Given the fast-paced lifestyle and the ever evolving technology they grew up in, Millennials can be, let’s just say, distracted. Author Rose Fres Fausto shares her worries in the launch of her 4th book FQ: The Nth Intelligence that their distraction might also extend to how Millennials deal with their finances. This is why she urges parents to impart the importance of money management to their kids as early as possible.
Elephant in the room
“When it comes to teaching our children about money, we don’t seem to have a universally agreed upon age when we’re supposed to do it,” she notes. “We seem to attach way too many emotions and a lot of myths when it comes to money, and this stigma goes on into our adult lives.

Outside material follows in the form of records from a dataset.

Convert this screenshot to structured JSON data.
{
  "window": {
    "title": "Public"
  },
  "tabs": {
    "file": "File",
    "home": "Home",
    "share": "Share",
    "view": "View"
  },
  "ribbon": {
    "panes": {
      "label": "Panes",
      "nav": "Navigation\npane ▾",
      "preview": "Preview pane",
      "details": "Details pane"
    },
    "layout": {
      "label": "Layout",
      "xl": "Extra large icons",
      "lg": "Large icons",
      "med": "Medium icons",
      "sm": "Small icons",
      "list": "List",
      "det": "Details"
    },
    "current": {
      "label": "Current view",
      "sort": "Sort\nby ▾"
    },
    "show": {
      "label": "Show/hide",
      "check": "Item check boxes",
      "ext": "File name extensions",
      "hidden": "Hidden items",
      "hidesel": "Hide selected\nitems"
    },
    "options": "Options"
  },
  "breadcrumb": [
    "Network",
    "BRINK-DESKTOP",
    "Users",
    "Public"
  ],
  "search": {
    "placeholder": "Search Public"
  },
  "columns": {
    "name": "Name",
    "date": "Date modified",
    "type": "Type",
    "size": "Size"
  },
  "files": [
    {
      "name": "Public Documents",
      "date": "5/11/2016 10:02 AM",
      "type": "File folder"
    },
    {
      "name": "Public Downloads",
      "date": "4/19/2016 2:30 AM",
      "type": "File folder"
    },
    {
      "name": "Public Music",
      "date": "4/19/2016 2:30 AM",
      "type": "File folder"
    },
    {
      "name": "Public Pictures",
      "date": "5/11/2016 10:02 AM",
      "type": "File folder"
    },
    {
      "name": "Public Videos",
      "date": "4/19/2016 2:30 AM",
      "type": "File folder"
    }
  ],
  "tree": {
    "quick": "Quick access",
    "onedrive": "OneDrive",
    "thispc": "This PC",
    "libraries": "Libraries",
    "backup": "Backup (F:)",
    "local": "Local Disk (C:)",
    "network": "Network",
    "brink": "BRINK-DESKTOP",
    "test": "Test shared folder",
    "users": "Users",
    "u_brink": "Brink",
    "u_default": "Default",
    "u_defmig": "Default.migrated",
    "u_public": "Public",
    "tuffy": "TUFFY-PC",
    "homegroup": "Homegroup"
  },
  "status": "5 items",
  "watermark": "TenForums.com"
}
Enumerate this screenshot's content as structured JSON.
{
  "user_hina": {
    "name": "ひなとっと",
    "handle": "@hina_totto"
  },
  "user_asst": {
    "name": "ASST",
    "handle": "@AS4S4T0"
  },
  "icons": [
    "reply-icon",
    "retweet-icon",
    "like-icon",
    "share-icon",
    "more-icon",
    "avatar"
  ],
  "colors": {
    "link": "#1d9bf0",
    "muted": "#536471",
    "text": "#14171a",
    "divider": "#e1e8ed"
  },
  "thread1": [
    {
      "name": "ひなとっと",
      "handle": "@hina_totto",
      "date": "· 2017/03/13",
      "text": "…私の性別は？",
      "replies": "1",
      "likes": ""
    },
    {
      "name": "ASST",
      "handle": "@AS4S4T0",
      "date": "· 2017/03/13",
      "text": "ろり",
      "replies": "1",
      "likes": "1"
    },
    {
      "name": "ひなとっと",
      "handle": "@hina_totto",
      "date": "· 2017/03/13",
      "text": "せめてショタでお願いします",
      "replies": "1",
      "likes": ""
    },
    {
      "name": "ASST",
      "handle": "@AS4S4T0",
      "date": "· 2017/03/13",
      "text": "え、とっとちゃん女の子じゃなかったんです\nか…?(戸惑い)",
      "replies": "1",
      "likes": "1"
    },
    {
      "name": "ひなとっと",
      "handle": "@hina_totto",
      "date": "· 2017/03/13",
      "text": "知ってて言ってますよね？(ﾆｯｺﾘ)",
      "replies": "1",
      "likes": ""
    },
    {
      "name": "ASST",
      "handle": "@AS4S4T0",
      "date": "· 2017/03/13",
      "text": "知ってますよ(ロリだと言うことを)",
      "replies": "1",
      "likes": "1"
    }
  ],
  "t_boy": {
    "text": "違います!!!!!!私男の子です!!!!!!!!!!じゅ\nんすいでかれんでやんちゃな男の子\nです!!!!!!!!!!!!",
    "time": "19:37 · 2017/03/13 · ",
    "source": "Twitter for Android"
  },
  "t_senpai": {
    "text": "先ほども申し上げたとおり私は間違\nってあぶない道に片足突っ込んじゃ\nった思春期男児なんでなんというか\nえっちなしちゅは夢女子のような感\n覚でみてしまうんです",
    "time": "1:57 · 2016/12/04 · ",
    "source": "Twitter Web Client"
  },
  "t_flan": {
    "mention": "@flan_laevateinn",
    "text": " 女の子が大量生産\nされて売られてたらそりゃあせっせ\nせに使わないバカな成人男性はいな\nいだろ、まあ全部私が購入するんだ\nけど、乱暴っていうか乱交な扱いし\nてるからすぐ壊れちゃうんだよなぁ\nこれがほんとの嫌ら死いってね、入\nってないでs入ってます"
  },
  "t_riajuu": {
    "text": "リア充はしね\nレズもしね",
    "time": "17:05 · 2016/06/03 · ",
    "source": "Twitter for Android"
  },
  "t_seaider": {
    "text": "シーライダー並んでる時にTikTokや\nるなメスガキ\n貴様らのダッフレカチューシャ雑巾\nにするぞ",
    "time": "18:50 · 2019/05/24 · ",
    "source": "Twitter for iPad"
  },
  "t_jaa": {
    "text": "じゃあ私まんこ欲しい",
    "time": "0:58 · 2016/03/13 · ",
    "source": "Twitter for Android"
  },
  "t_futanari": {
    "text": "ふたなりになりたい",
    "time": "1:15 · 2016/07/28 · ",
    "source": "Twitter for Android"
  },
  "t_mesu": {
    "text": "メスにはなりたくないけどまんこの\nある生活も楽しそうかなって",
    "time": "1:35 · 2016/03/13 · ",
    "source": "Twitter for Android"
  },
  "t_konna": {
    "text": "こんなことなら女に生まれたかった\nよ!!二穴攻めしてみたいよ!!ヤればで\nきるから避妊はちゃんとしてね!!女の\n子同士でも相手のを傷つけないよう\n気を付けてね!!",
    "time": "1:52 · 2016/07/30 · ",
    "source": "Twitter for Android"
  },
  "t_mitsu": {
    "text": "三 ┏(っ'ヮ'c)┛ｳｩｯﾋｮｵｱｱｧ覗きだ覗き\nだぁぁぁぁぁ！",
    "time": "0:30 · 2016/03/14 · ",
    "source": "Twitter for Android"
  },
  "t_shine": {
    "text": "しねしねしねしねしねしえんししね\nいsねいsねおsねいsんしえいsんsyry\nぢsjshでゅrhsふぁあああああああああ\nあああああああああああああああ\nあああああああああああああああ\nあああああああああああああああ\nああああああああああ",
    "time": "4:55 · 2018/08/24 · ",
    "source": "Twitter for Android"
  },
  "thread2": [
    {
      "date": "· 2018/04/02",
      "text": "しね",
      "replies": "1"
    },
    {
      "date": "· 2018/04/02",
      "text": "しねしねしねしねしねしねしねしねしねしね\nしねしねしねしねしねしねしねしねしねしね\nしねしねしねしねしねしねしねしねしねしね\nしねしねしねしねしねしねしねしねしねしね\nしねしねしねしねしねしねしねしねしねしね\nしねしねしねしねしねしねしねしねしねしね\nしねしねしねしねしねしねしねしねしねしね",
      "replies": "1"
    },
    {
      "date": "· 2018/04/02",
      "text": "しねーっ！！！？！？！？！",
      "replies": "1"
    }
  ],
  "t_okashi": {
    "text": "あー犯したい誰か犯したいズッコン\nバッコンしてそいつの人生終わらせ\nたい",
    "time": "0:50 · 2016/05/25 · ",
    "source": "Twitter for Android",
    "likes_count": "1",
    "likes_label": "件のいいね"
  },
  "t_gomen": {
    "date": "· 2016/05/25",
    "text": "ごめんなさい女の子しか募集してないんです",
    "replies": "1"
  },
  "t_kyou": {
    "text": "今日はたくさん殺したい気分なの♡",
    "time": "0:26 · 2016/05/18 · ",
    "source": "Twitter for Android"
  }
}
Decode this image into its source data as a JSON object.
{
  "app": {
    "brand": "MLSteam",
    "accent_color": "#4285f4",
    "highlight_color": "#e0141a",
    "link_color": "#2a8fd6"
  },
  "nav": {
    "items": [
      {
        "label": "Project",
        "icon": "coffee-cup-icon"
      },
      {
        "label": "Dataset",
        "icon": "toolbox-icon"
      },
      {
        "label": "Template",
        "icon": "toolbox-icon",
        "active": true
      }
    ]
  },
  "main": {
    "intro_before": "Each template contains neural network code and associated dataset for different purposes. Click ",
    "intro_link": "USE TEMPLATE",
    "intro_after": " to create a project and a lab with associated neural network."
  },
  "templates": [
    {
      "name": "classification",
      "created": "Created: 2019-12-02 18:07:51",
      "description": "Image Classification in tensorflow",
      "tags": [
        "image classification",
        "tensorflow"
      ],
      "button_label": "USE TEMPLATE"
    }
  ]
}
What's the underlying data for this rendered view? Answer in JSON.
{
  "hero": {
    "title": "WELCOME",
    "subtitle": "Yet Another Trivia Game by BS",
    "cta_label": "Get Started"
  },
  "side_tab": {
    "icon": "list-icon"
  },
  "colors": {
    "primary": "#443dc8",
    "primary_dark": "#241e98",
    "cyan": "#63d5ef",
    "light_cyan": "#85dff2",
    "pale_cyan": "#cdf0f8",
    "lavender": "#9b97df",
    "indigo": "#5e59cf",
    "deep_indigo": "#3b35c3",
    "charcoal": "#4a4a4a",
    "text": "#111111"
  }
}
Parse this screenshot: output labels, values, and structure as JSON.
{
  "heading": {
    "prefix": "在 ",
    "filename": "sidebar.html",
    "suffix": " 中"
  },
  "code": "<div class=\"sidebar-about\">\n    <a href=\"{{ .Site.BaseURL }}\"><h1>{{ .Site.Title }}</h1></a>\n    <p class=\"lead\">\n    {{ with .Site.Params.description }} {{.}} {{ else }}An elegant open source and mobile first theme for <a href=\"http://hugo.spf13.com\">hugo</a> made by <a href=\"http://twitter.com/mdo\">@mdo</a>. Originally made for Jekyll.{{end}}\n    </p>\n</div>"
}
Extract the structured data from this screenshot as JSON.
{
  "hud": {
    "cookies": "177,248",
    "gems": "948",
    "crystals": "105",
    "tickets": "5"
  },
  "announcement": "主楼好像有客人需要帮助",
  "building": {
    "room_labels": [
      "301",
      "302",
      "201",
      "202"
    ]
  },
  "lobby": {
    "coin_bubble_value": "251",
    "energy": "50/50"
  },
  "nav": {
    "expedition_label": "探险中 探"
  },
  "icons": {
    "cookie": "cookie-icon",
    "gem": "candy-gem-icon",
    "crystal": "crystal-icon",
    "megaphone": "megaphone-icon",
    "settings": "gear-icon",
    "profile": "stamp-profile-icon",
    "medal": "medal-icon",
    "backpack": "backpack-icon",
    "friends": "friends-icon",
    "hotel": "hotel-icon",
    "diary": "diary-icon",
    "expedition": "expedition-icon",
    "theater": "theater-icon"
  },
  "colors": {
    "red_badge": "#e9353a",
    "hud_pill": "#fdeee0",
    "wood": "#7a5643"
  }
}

It is always left as the elephant in the room.”
One of the myths the author debunked is that exposing kids to money will make them materialistic; Parents fear that their innocence will be corrupted the moment money comes into the picture. Yet, Fausto counters that money is just, well, money. How a person relates to it adds a dimension of whether it is good or evil.
The same goes for another myth that says that too much money is bad for the family. Again, Fausto says, money only negatively affects family relationships when used the wrong way.
The good it does
Teaching children how to manage money at a young age goes a long way. Fausto states that making her sons save and invest when they were still young gave them a good exposure on how finances works.
“Tinuuraan ko yung mga anak ko to prepare their balance sheets as early as grade school,” she says. “When it comes to money kasi ’di ba parang abstract concept. It’s easier if there is a balance sheet. They would see their shares of their favorite stocks growing like Jollibee or Ayala. Instead of buying that gizmo, they know that they can grow their money.”
She also adds that having a high Financial Intelligence Quotient (FQ) can serve as an economic defense for children because it prepares them in whatever field they will venture.
Caught, not taught
Money may be a sensitive topic, but discussing it with the children is inevitable for parents. Fausto stresses that this can’t be delegated to anyone else since it is rooted in the family’s value system. When imparting the importance of managing finances to kids, the author explains setting a good example is always the key.
“Gagawin nila kung anong nakikita nilang ginagawa, hindi kung ano yung sinasabi,” she stresses.
FQ: The Nth Intelligence is available in major bookstores for only P385.